"I think you may have meant "Afoul and fowl, not the same meaning".

Yes, but I think we all get the meaning.

"TSORon sez - "1974, long before the TSA came about."

That point has been reiterated here and at many other sites since at least 2008 by myself and many others.
West TSA Blog Team
August 18, 2015 at 12:32 PM""


No matter the origin TSA adopted the faux SSI designation and we all know that SSI is not a true security clsssification Executive Order, signed 12/29/2009 is the latest directive for classification. If TSA wants to claim that SSI is a true classification then perhaps TSA should pay attention to Section 1.7, item 2.

Submitted by Anonymous on

Any imbecile bringing a loaded and chambered firearm into an airport or onto a plane, especially, should lose their weapon for good and have their CCW permit (if required by their resident state) suspended. I am not against firearm ownership, but there is no excuse for recklessness and ignorance of the law, and if you are ignorant of the law or disobeying it, you are not a responsible gun owner. These people should be held accountable.

Submitted by Don Power on

I find it incredible that in this day and age people STILL show up at airports with loaded firearms! WOW!

Submitted by GSOLTSO on

Doober sez - " What is being questioned is the TSA's over-use of the designation in order to keep the public in the dark about so many of the agency's actions."

Ok, that is also a larger conversation that will have to be done at the policy making level - although I am certain that there are many folks that will argue for/against both sides on this issue. There is a fine line of what should be classified at some level (under the differing levels SSI, Secret, TS, TSBI, TSBI-SS, etc), and the key is finding the right balance for the info released and the info retained out of public sector. I am fairly certain that you and I will fall on opposite sides of that discussion at certain places, but alas, I am not involved in policy making.

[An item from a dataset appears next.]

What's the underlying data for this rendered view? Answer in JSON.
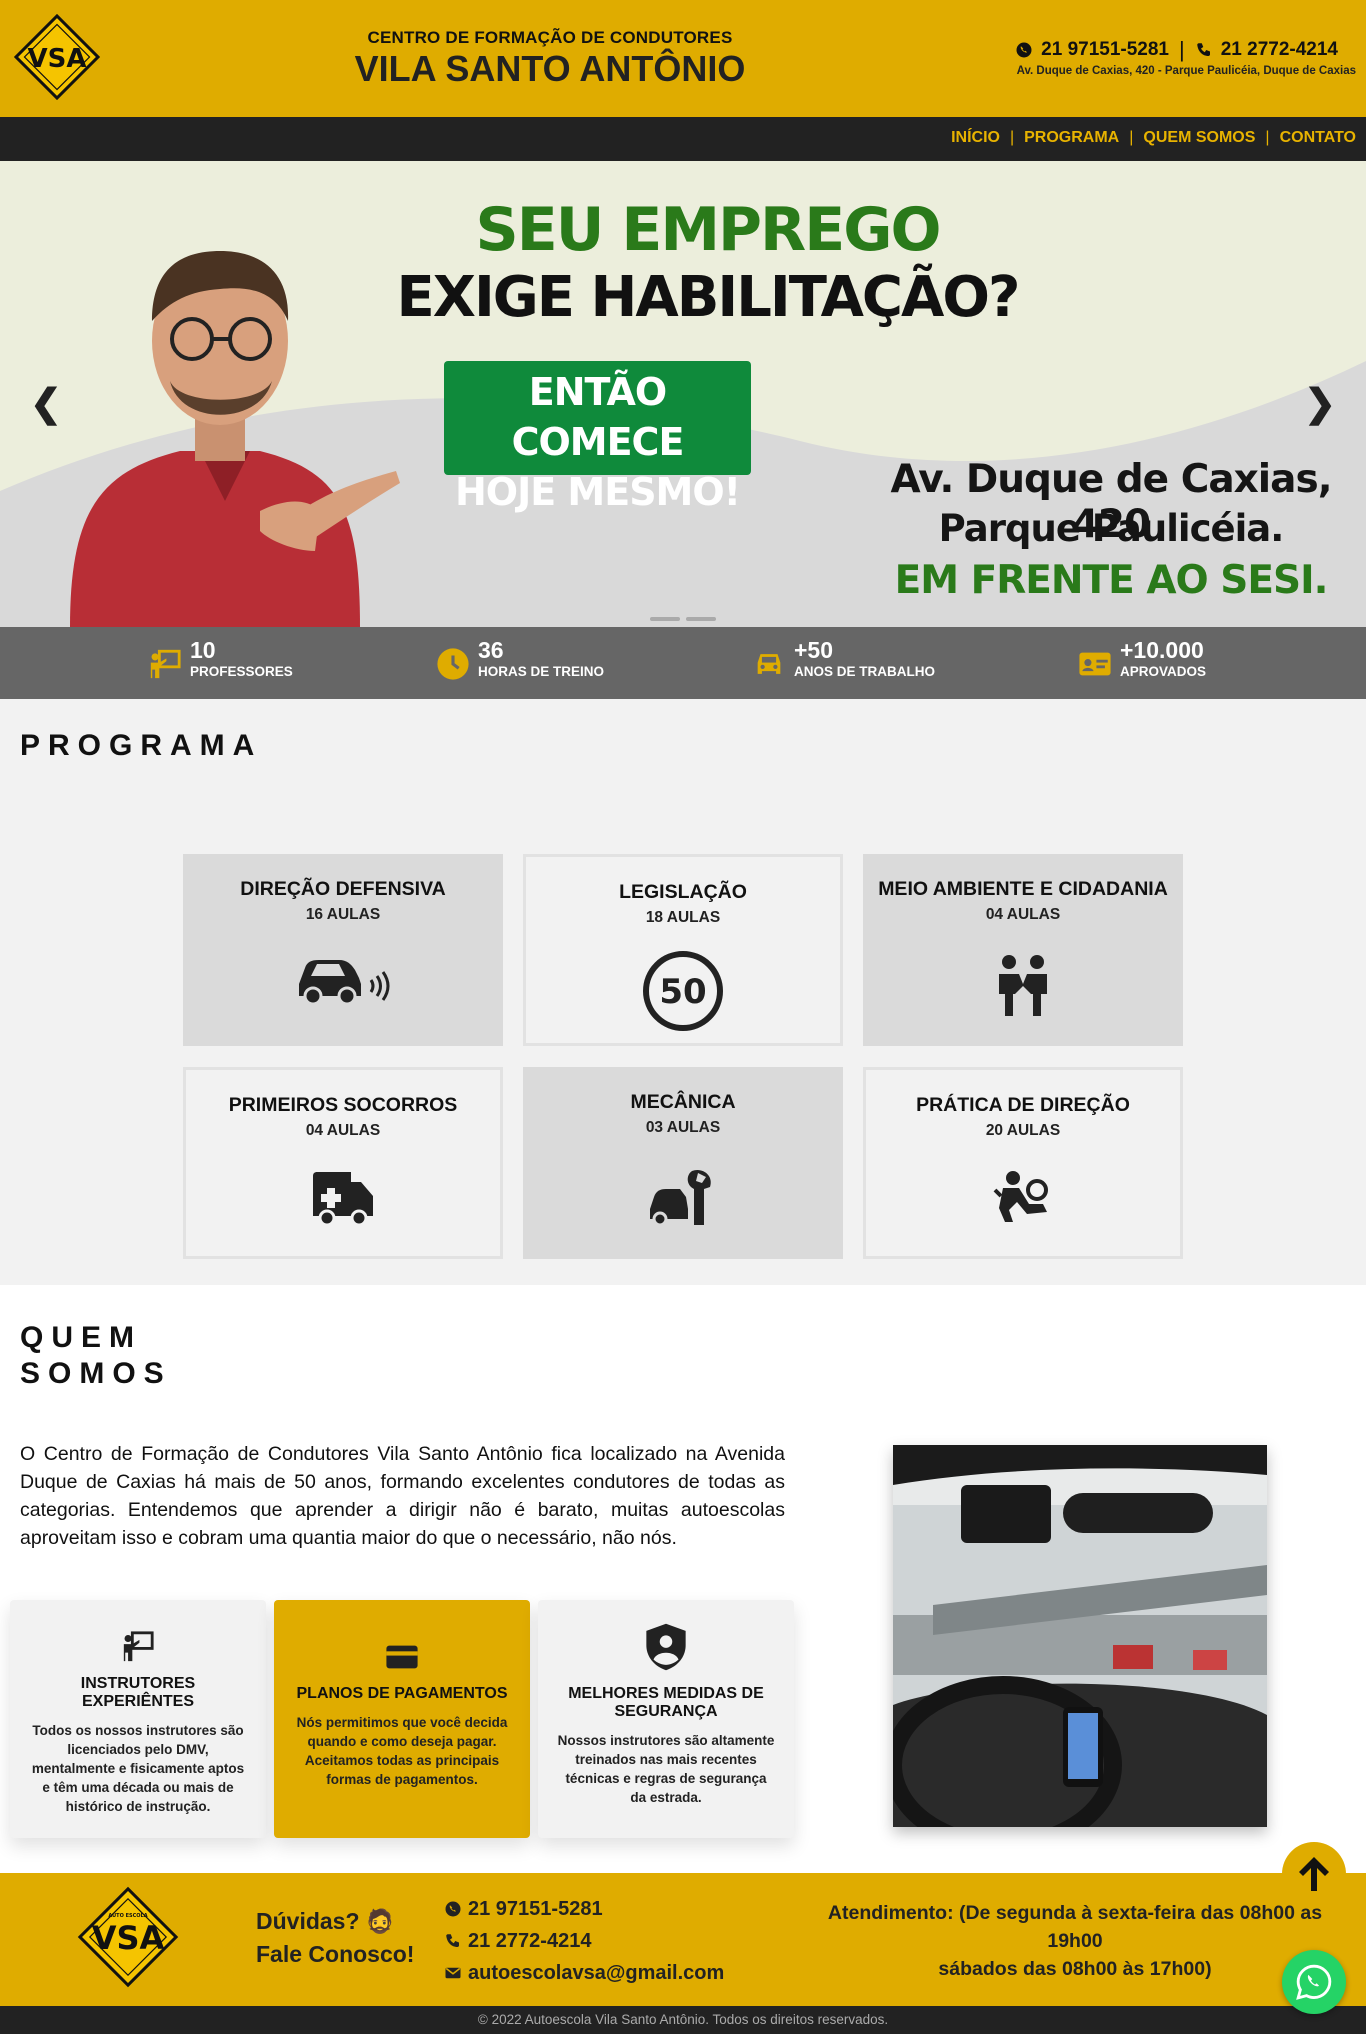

Anon sez - "I still maintain that the TSA uses "SSI" labeling to hide embarrassing information, much like former FAA Special Agent Brian Sullivan stated (followed by a link)"

TSA may indeed use SSI too much for your tastes, however, they are currently ok based upon policy and the legal system (barring a court decision I am unaware of). Just a couple of points about the link, it is fairly old based upon a basic search (at least prior to Jan 1, 2013 unless google is wrong), and the individual being quoted is a former employee of the FAA, not TSA. Some of what Sullivan states has some merit, but I question whether his personal experience is applicable in the current process due to the amount of time between his service and now.

West
TSA Blog Team

Submitted by Anonymous on

West, from the time former FAA Special Agent Brian Sullivan wrote or was quoted in the article until present day, TSA has gotten only worse in abusing the SSI label to hide embarrassing information from the American public.

Submitted by Anonymous on

"...Anonymous Anonymous said... I am not against firearm ownership, but there is no excuse for recklessness and ignorance of the law"

You say you are not against firearm ownership yet you want peoples firearms taken away from them. And why do you say reckless? Were they handling their firearms? Brandishing their firearms? What is reckless about simply owning a firearm?